In 2016 I visited Airbus in Toulouse. Because of cancelled interviews and a pilot strike in France the trip was quite different from what we had planned originally — but it turned out very nice in the end.
|Sunday, June 12: I had planned to fly to Toulouse on Monday, June 13, very early in the morning. But because the strike, the flight was cancelled. Instead of trying to find another way to Toulouse in the morning, I decided to change my flight to Sunday afternoon (like the rest of 2016 up to that point, the weather wasn’t good for gliding, so I had time). I flew to Paris CDG from Stuttgart at 15:05 on a Cityjet Avro RJ85 (“Jumbolino”). I landed at CDG at 16:25. My connection was from Paris Orly, so I had to take the transfer bus CDG -> OLY. That was an adventure in itself, because we left 25 minutes late (because of malfunctioning ticketing machine), we had to stop three times and shut off the bus to “reboot” the failed semi-automatic gearshift that refused to shift beyond the second gear, and because the driver forgot to turn on air-conditioning during the first half of the trip. Anyway, I arrived at OLY eventually and managed to catch the plan to Toulouse (an HOP A321). I arrived at 22:00 and took a taxi to my hotel, where I slept very well.
|On Monday morning 10:30, an Airbus driver picked me up at the hotel and drove me to Airbus Central Entity (= Headquarters). There I met Heidi Carpenter, my guide from the media department, and Alan Pardoe, the head of marketing and communication in Toulouse, who gave me a nice historic overview over Airbus’ development over the years.

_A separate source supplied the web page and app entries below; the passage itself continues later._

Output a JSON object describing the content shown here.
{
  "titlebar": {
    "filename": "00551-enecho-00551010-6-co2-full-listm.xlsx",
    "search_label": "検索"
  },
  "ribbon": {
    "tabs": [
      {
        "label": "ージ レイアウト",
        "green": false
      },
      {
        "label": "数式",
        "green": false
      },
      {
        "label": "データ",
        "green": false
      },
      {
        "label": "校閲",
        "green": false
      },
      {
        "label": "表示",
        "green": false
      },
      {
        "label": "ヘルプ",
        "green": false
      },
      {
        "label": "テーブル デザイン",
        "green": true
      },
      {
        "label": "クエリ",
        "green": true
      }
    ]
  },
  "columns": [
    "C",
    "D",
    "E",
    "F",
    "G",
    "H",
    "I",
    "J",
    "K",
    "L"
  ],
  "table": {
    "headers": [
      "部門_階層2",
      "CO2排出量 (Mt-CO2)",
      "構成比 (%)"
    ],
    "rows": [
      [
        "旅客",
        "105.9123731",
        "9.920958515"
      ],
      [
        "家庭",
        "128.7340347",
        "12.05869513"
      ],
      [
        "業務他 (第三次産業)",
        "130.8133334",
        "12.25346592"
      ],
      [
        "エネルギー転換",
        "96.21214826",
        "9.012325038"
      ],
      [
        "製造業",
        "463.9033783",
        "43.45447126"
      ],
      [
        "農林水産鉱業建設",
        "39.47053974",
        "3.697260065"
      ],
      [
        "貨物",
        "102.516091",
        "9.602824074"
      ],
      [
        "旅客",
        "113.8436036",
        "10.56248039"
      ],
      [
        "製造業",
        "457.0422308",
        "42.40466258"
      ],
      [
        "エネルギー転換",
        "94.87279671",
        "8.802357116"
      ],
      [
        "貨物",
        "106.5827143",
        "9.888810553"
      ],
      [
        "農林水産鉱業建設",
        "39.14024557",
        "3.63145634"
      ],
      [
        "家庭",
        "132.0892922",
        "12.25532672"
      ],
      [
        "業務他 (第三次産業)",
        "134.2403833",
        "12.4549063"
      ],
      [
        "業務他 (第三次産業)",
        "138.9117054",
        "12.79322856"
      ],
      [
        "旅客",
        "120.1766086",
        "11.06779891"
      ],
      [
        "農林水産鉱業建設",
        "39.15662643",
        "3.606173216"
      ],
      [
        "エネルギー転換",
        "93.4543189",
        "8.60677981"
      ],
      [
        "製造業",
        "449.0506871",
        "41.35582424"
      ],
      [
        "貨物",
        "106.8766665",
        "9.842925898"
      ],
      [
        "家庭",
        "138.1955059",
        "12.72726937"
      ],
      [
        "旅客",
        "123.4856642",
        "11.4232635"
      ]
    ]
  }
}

After that, Heidi, Alan and myself went “Le Club”, Airbus’ VIP restaurant for a very nice lunch.
|Then on to the first interview. We went to the flight test facilities where I met Peter Chandler, former chief test pilot (and buddy of Nick Anderson, who put us in touch). We went into A350 MSN2 (the one with the beautiful carbon look) to talk about flight testing at Airbus. We also went into MSN1 to look at the flight test instrumentation installed in this aircraft. We had to finish early because, since a strike is not enough, the Spanish king was also in town, and various roads were closed. So it would take Heidi forever to get back to her office, where she had another appointment. The driver then drove me to Colomiers, where I had booked an Airbnb for the night. I edited the interview with Peter right then and there, so we can publish it soon, and then I watched the Apple keynote, ending up very dissapointed that they didn’t introduce a new Macbook Pro — mine is at the end of its useful life.
Tuesday: Next morning, Sebastian the driver picked me up again and brought me to the Aeroscopia museum where I met with David Bauser. He is the former program manager of the A300 and also worked on the Concorde. We recorded 50 minutes of “good old times” conversation with lots of anecdotes, while walking around in a Concorde and an A300 in the museum.

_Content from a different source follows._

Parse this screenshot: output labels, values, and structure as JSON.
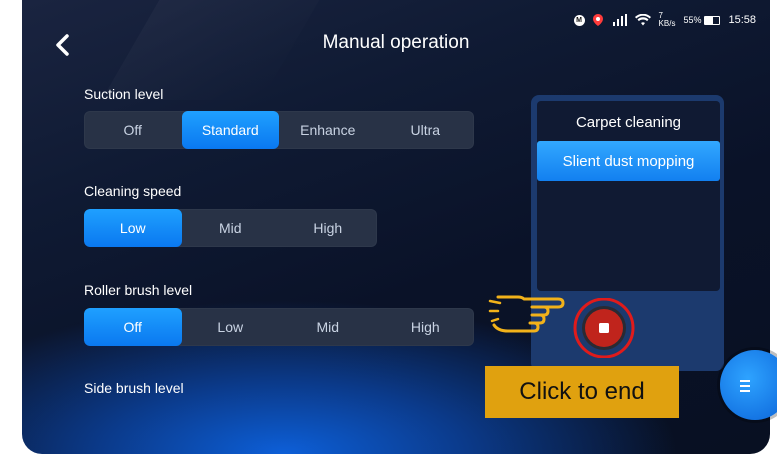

Once done, Sebastian drove me and Heidi into town for a quick lunch, before we were picked up again. We went to the test flight center again, where I met Pascal Verneau, an experimental test flight engineer. We talked about his role in test flying, which turns out to be a very nice addition to the conversation with Peter. The photos I took there will be published with the episode :-)

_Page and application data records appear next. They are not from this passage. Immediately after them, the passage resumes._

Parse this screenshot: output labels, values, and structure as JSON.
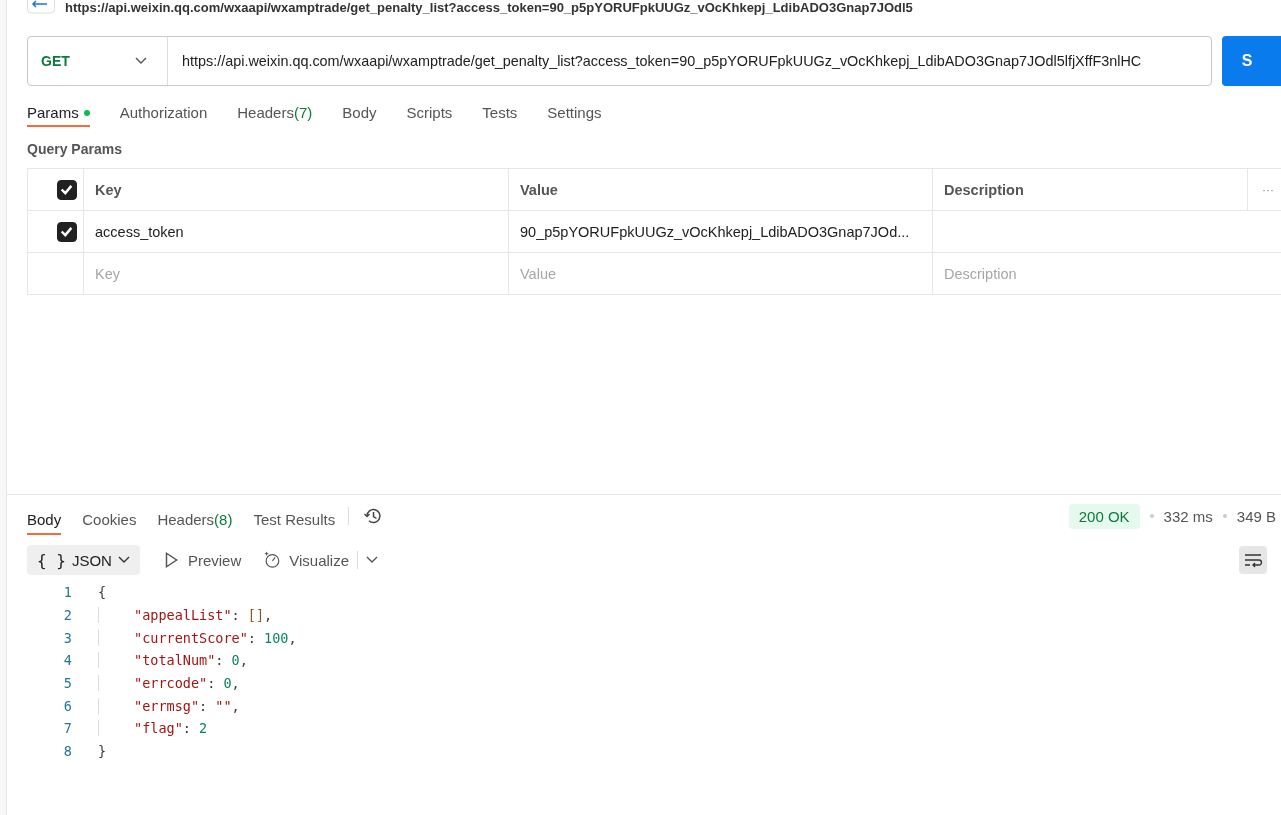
{
  "request": {
    "title": "https://api.weixin.qq.com/wxaapi/wxamptrade/get_penalty_list?access_token=90_p5pYORUFpkUUGz_vOcKhkepj_LdibADO3Gnap7JOdl5",
    "method": "GET",
    "url": "https://api.weixin.qq.com/wxaapi/wxamptrade/get_penalty_list?access_token=90_p5pYORUFpkUUGz_vOcKhkepj_LdibADO3Gnap7JOdl5lfjXffF3nlHC",
    "send_label": "S"
  },
  "request_tabs": [
    {
      "label": "Params",
      "dot": true,
      "selected": true
    },
    {
      "label": "Authorization",
      "dot": false,
      "selected": false
    },
    {
      "label": "Headers",
      "count": "(7)",
      "dot": false,
      "selected": false
    },
    {
      "label": "Body",
      "dot": false,
      "selected": false
    },
    {
      "label": "Scripts",
      "dot": false,
      "selected": false
    },
    {
      "label": "Tests",
      "dot": false,
      "selected": false
    },
    {
      "label": "Settings",
      "dot": false,
      "selected": false
    }
  ],
  "query_params": {
    "title": "Query Params",
    "header": {
      "checked": true,
      "key": "Key",
      "value": "Value",
      "description": "Description",
      "menu": "···"
    },
    "rows": [
      {
        "checked": true,
        "key": "access_token",
        "value": "90_p5pYORUFpkUUGz_vOcKhkepj_LdibADO3Gnap7JOd..."
      }
    ],
    "new_row": {
      "key_placeholder": "Key",
      "value_placeholder": "Value",
      "description_placeholder": "Description"
    }
  },
  "response_tabs": [
    {
      "label": "Body",
      "selected": true
    },
    {
      "label": "Cookies",
      "selected": false
    },
    {
      "label": "Headers",
      "count": "(8)",
      "selected": false
    },
    {
      "label": "Test Results",
      "selected": false
    }
  ],
  "status": {
    "code": "200 OK",
    "time": "332 ms",
    "size": "349 B"
  },
  "view": {
    "format_icon": "{ }",
    "format": "JSON",
    "preview": "Preview",
    "visualize": "Visualize"
  },
  "code": [
    {
      "number": "1",
      "tokens": [
        {
          "kind": "punct",
          "text": "{"
        }
      ],
      "children": [
        {
          "number": "2",
          "tokens": [
            {
              "kind": "key",
              "text": "\"appealList\""
            },
            {
              "kind": "punct",
              "text": ": "
            },
            {
              "kind": "bracket",
              "text": "[]"
            },
            {
              "kind": "punct",
              "text": ","
            }
          ]
        },
        {
          "number": "3",
          "tokens": [
            {
              "kind": "key",
              "text": "\"currentScore\""
            },
            {
              "kind": "punct",
              "text": ": "
            },
            {
              "kind": "number",
              "text": "100"
            },
            {
              "kind": "punct",
              "text": ","
            }
          ]
        },
        {
          "number": "4",
          "tokens": [
            {
              "kind": "key",
              "text": "\"totalNum\""
            },
            {
              "kind": "punct",
              "text": ": "
            },
            {
              "kind": "number",
              "text": "0"
            },
            {
              "kind": "punct",
              "text": ","
            }
          ]
        },
        {
          "number": "5",
          "tokens": [
            {
              "kind": "key",
              "text": "\"errcode\""
            },
            {
              "kind": "punct",
              "text": ": "
            },
            {
              "kind": "number",
              "text": "0"
            },
            {
              "kind": "punct",
              "text": ","
            }
          ]
        },
        {
          "number": "6",
          "tokens": [
            {
              "kind": "key",
              "text": "\"errmsg\""
            },
            {
              "kind": "punct",
              "text": ": "
            },
            {
              "kind": "string",
              "text": "\"\""
            },
            {
              "kind": "punct",
              "text": ","
            }
          ]
        },
        {
          "number": "7",
          "tokens": [
            {
              "kind": "key",
              "text": "\"flag\""
            },
            {
              "kind": "punct",
              "text": ": "
            },
            {
              "kind": "number",
              "text": "2"
            }
          ]
        }
      ]
    },
    {
      "number": "8",
      "tokens": [
        {
          "kind": "punct",
          "text": "}"
        }
      ]
    }
  ]
}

I then got a chance to visit the final assembly lines for the A350 and the A380. We were guided through the facilities by Birgit (I don’t know her last name), who told us a lot of interesting details about the production of the two aircraft. I was not able to record this, because she works for a subcontractor and cannot officially “speak” for Airbus.
A350 Final Assembly Line
A380 Final Assembly Line
|At this point we were scheduled to talk to Alain de Zottie, the chief engineer for the A350. This didn’t work out, because he had to cancel the appointment. While of course unfortunate, this gave us the time to visit the assembly lines and talk to Pascal. We will do this interview later in the year via phone.
|After we had finished the assembly line visits, Sebastian, our tireless driver, brought me back to the airport (just around a few corners) so I could catch my flight home. I was anxious for the three days whether the strike would also eat this flight, but it didn’t. As I write this, I am sitting in an Air France A321 from TLS to CDG, where I hope to catch my connection flight back to Stuttgart.
Summary and Thank yous: Despite the strike and the cancelled interview (which we will do later), this was a very interesting trip. I want to thank Heidi Carpenter for accompanying me for the two days, and for organizing, and planning and replanning, and replanning the replanned plan :-) I also want to thank all the listeners who, through their donations, make trips like this one possible. THANK YOU!
From this trip I have published two episodes: the first one is on flight testing, it contains the interviews with Peter and Pascal. The second is on Airbus’ history, and it will contain the conversations with Alan and David. And eventually, we’ll publish the interview Alain de Zottie as well, after we have recorded that one via the phone (if this will ever happen :-)).